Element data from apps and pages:

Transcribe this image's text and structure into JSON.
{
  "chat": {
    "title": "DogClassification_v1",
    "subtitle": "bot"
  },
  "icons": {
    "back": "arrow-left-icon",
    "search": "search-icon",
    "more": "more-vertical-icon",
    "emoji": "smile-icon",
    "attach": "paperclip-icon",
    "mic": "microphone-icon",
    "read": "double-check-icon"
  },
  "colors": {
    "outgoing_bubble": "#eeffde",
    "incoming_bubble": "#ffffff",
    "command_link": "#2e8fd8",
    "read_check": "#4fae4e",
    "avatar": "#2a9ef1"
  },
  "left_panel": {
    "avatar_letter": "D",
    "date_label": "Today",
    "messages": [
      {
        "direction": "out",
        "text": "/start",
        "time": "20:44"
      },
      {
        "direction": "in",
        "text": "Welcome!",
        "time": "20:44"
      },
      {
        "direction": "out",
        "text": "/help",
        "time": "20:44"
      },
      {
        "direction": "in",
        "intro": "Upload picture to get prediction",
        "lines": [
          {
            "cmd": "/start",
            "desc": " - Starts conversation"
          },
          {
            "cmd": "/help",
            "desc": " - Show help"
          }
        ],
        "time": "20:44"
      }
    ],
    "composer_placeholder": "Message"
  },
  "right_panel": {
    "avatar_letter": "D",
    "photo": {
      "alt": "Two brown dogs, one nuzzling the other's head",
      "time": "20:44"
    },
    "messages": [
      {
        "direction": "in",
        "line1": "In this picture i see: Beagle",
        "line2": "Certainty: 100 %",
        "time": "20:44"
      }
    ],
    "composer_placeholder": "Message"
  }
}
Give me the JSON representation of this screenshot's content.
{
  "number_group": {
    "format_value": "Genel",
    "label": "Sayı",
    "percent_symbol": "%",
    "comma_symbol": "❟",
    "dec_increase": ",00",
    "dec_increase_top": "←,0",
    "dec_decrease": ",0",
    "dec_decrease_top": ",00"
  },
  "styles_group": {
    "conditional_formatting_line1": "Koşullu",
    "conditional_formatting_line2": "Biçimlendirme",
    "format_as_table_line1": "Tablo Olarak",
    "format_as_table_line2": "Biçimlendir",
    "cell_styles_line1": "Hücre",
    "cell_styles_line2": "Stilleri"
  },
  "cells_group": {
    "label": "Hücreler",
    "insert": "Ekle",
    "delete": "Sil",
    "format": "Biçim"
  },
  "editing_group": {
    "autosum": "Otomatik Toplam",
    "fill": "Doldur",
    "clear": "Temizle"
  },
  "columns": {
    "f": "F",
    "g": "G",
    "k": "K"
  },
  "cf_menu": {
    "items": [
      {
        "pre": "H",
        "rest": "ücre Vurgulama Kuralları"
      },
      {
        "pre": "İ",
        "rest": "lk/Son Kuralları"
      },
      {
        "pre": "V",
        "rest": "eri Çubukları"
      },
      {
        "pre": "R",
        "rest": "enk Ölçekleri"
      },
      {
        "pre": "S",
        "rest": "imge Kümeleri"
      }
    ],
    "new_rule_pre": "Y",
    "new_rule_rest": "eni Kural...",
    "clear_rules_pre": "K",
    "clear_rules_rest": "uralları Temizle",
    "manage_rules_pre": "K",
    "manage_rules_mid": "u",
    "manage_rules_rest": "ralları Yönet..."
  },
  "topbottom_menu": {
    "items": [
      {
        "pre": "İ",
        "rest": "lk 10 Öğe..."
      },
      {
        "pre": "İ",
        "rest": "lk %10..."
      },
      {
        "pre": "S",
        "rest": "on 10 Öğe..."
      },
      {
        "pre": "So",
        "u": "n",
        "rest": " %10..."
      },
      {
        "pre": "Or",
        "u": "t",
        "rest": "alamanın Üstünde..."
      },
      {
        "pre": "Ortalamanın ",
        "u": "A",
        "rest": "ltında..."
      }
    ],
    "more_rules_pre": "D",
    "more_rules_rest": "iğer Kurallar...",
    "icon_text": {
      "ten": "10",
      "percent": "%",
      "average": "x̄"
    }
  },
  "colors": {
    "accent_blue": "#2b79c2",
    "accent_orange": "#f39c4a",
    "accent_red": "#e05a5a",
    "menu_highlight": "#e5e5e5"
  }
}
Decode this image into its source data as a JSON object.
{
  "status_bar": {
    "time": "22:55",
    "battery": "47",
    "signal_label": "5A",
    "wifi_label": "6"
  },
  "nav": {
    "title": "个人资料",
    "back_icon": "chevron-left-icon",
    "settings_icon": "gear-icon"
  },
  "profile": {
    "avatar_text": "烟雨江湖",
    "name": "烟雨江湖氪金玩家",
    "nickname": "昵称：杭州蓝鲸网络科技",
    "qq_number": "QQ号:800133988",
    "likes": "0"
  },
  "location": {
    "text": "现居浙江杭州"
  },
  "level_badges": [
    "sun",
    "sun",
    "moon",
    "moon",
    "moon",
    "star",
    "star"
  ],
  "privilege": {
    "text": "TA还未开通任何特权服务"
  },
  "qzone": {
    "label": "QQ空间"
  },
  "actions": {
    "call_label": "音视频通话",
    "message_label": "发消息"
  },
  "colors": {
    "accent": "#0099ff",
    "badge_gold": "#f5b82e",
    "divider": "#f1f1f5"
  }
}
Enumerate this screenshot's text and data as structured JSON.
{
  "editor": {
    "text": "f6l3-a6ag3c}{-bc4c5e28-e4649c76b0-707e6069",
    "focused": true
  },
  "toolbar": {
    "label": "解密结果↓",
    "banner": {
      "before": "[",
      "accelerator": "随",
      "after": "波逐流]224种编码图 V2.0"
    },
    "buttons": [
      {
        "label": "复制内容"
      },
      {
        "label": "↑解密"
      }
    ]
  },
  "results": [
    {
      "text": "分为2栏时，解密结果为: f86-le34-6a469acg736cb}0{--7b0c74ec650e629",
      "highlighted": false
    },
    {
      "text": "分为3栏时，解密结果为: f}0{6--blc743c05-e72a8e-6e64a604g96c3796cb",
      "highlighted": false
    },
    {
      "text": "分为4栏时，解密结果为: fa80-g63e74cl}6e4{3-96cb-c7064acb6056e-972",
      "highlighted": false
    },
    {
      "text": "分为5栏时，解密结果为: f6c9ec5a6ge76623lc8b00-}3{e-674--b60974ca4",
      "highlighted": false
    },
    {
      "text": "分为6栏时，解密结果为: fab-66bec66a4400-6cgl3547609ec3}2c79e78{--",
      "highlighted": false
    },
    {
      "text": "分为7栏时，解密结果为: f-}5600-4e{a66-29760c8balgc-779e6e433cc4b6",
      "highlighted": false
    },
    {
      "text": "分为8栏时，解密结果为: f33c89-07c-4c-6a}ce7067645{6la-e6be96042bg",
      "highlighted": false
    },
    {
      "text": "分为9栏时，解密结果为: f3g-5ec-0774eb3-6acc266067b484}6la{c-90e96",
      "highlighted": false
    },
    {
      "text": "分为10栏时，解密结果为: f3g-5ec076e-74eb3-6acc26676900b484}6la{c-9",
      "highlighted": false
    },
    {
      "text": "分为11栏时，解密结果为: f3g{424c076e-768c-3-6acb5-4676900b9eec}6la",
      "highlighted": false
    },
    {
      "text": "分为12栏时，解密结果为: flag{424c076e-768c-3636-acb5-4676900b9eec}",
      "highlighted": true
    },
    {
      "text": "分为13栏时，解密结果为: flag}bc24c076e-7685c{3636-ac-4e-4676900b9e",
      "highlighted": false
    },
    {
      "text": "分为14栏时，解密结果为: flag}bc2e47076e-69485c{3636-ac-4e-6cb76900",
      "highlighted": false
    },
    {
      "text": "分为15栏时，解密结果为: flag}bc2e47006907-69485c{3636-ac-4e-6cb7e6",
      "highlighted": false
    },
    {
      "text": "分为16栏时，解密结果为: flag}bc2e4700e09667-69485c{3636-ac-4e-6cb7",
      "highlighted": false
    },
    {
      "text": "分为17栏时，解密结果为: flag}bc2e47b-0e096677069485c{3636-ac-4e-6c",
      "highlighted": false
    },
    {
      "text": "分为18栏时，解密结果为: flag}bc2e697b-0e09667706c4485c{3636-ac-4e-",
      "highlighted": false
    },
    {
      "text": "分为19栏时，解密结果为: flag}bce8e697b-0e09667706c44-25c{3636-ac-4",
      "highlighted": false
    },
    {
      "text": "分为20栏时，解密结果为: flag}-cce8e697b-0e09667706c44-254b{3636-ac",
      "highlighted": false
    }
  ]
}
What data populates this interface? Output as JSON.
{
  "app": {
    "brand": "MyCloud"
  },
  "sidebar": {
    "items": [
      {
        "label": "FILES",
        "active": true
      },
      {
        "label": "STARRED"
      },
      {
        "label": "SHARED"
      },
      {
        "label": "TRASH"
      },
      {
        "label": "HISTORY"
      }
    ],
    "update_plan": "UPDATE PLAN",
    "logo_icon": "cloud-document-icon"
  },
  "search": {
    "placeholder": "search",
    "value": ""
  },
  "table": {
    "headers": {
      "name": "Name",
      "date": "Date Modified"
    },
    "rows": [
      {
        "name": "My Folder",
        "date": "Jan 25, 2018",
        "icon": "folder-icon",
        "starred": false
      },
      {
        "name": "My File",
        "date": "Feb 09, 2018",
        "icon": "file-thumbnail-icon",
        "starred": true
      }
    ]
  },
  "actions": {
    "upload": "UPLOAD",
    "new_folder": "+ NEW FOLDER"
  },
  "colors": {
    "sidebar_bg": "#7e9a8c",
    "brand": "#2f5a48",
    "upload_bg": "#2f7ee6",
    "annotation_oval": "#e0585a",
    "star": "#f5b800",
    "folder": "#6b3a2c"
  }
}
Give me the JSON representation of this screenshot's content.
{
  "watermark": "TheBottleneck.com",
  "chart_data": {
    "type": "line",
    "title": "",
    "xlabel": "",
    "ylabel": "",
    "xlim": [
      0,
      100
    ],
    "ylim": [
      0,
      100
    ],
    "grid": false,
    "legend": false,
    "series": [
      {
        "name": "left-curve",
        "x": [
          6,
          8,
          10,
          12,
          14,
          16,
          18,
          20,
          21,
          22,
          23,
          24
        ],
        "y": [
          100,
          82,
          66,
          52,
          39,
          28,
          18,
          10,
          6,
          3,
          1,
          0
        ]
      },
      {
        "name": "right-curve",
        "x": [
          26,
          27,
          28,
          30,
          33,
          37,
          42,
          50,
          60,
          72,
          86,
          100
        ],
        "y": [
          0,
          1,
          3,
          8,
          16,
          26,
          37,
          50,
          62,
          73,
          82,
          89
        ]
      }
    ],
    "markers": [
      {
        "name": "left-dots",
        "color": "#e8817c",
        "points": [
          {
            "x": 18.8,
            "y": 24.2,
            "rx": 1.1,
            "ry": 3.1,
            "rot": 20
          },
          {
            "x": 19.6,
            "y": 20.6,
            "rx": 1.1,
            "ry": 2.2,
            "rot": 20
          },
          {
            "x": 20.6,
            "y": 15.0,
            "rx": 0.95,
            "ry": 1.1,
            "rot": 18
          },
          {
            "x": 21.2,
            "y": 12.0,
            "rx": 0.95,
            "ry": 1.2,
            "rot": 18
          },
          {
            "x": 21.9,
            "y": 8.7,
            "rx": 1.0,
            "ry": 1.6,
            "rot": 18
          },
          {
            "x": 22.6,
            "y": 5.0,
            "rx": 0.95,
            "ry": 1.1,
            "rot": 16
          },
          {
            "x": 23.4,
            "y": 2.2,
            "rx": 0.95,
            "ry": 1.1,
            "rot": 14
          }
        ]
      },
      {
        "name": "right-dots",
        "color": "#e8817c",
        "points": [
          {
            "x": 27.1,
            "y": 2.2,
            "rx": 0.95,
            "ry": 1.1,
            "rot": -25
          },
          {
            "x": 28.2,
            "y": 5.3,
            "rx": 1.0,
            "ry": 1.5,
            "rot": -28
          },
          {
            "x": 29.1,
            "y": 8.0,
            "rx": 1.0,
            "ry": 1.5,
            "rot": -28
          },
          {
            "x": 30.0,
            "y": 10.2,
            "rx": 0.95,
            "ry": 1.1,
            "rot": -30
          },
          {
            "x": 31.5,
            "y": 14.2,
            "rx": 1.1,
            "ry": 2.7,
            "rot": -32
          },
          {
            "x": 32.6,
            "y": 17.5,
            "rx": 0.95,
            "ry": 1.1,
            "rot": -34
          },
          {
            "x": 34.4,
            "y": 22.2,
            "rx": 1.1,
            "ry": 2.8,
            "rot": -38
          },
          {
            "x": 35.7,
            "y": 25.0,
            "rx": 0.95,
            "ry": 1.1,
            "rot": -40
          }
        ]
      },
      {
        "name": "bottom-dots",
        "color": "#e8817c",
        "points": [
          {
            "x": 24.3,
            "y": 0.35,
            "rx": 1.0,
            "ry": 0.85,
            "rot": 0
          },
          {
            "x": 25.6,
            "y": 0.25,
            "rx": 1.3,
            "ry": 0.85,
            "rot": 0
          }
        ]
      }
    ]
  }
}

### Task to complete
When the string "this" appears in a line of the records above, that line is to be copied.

### Exercise result
Transcribe this image's text and structure into JSON.
        "line1": "In this picture i see: Beagle",
Give me the JSON representation of this screenshot's content.
Decode this image into its source data as a JSON object.
Enumerate this screenshot's text and data as structured JSON.
What data populates this interface? Output as JSON.
Give me the JSON representation of this screenshot's content.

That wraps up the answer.